**GIVEN DATA:**

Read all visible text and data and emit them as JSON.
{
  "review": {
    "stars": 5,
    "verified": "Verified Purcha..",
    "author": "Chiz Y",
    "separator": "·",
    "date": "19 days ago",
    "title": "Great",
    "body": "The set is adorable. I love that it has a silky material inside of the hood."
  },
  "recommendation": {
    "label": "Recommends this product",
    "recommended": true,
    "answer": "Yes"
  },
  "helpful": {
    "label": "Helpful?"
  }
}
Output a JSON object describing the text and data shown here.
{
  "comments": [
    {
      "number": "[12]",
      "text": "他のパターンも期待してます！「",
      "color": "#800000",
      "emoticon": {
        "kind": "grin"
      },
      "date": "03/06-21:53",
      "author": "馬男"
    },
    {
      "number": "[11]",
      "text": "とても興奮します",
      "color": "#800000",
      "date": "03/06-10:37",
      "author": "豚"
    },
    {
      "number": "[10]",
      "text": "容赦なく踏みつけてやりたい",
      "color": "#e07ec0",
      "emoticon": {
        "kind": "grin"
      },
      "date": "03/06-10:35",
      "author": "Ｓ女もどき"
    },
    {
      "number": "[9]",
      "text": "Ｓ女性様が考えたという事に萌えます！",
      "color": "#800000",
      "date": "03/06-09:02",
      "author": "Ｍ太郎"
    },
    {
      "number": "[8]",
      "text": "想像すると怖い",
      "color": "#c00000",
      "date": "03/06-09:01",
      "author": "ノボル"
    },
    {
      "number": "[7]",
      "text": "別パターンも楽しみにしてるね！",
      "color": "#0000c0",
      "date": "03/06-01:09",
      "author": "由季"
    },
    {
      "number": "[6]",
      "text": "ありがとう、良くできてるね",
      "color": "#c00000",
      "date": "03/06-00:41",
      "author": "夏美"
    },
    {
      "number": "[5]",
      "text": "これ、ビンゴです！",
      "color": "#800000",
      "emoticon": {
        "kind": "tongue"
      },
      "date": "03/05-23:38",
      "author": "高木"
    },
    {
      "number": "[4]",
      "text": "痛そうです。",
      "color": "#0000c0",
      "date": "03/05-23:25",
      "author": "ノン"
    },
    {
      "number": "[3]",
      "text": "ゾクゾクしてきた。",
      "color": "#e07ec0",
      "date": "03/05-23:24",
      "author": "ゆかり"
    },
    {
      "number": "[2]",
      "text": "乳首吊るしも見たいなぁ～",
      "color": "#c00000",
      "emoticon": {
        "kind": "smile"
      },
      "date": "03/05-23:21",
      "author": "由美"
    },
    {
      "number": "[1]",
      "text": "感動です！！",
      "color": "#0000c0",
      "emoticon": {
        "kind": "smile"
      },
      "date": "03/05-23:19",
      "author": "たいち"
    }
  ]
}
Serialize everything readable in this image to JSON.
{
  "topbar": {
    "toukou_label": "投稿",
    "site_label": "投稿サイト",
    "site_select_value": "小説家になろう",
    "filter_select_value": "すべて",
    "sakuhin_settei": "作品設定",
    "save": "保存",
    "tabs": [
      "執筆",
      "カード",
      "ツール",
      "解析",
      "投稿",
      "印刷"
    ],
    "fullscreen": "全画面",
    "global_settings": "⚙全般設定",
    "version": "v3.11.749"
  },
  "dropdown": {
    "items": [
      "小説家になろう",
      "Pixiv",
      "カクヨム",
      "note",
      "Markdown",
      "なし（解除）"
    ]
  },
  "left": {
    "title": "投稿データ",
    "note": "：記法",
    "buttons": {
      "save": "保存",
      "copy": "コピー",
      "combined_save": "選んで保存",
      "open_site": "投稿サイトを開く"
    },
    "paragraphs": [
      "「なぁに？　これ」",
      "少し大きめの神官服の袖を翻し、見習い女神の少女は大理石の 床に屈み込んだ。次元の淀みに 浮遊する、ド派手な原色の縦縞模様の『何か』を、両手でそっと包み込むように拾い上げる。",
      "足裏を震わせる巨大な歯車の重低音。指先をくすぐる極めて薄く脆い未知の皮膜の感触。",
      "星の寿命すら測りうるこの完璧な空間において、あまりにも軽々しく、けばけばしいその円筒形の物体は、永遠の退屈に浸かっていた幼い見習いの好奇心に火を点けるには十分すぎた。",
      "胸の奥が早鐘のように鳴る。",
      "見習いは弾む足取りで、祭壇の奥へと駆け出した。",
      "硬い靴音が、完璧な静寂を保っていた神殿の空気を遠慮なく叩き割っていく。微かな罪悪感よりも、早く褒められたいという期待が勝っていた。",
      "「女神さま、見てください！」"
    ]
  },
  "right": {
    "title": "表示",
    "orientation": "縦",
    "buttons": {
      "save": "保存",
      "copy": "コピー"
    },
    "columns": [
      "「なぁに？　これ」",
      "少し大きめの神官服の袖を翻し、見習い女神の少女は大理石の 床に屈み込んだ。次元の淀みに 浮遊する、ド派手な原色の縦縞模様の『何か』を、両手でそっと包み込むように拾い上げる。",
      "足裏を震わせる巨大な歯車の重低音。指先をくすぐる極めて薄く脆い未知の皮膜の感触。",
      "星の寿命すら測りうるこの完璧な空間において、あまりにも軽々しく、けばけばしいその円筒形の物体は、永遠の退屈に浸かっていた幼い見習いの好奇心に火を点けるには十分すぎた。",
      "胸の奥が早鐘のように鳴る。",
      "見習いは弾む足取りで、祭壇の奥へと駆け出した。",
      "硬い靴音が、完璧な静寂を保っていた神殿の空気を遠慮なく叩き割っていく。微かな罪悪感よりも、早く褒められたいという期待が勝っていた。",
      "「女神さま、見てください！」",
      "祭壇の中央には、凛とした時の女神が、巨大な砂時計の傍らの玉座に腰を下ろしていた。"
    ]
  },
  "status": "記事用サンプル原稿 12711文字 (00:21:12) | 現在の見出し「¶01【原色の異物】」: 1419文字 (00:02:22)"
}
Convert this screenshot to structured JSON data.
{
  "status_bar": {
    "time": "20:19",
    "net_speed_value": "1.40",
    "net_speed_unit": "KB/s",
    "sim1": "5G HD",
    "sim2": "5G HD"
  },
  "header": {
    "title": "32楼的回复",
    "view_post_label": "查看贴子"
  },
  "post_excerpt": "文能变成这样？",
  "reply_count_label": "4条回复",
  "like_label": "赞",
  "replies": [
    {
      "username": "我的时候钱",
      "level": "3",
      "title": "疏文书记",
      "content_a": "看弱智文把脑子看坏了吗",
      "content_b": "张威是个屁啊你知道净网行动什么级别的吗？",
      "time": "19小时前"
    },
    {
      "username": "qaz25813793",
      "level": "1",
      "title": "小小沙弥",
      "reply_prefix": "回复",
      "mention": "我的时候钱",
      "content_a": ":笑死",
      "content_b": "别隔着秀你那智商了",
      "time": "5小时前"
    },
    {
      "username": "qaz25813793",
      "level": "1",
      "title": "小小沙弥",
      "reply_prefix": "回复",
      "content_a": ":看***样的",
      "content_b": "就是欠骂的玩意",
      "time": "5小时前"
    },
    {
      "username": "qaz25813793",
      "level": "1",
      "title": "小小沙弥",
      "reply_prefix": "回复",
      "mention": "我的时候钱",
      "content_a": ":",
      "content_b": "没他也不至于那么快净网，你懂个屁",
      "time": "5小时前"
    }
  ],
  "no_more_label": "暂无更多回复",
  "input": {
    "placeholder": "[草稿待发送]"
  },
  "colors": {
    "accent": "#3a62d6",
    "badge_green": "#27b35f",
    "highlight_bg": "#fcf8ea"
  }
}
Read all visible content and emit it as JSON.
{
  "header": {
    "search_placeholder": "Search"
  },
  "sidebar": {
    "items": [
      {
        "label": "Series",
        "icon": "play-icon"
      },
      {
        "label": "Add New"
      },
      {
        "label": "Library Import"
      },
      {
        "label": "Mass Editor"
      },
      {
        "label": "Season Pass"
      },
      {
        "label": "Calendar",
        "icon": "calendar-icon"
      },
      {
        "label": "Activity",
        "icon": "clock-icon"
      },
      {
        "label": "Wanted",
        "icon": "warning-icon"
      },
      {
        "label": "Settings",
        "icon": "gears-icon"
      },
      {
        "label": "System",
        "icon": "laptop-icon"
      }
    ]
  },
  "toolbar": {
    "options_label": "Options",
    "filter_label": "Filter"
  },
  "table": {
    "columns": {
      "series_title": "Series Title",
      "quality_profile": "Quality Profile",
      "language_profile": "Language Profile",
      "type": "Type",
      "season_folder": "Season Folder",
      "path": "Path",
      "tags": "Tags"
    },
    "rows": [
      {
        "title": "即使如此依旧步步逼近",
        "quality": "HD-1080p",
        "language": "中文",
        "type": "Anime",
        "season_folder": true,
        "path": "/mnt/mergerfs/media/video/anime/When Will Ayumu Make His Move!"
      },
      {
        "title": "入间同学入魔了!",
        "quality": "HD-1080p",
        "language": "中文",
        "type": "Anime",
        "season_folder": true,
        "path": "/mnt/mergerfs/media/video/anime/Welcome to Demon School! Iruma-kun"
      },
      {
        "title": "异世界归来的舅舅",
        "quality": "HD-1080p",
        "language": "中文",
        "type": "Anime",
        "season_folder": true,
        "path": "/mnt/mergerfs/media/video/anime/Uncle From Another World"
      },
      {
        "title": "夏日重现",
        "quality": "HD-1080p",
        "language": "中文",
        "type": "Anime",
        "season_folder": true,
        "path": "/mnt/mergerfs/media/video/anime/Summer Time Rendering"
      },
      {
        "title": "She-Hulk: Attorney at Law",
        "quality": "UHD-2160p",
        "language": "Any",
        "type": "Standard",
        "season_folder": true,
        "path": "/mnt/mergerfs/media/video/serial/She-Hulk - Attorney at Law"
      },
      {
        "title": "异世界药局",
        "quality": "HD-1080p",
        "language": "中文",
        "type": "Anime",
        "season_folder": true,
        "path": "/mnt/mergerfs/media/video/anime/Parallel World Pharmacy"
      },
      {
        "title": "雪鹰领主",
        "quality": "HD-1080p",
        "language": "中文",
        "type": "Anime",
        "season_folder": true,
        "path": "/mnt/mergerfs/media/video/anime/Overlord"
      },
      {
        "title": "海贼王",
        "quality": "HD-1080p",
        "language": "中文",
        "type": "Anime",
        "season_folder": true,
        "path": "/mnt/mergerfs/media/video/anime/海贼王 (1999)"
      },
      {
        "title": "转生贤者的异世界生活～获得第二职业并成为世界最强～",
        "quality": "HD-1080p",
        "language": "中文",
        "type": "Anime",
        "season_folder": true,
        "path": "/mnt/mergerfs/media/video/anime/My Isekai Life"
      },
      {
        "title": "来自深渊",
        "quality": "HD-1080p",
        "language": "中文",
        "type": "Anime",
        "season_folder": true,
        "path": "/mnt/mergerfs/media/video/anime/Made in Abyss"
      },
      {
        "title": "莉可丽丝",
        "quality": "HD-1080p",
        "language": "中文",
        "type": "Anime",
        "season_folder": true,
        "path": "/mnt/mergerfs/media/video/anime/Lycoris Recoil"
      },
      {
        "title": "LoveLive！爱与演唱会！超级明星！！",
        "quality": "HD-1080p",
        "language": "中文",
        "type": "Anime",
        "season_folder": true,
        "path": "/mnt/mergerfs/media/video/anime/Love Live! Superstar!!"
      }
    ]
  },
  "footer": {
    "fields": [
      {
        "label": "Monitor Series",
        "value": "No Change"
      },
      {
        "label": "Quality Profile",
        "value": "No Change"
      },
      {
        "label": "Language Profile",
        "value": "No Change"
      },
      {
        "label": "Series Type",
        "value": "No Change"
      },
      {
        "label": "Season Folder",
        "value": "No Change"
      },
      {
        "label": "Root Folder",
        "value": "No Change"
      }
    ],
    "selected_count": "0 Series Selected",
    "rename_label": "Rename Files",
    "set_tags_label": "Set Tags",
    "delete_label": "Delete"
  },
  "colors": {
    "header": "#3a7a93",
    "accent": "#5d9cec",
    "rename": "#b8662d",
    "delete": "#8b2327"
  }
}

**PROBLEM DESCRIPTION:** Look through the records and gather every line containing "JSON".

**RESULT:**
Read all visible text and data and emit them as JSON.
Output a JSON object describing the text and data shown here.
Serialize everything readable in this image to JSON.
Convert this screenshot to structured JSON data.
Read all visible content and emit it as JSON.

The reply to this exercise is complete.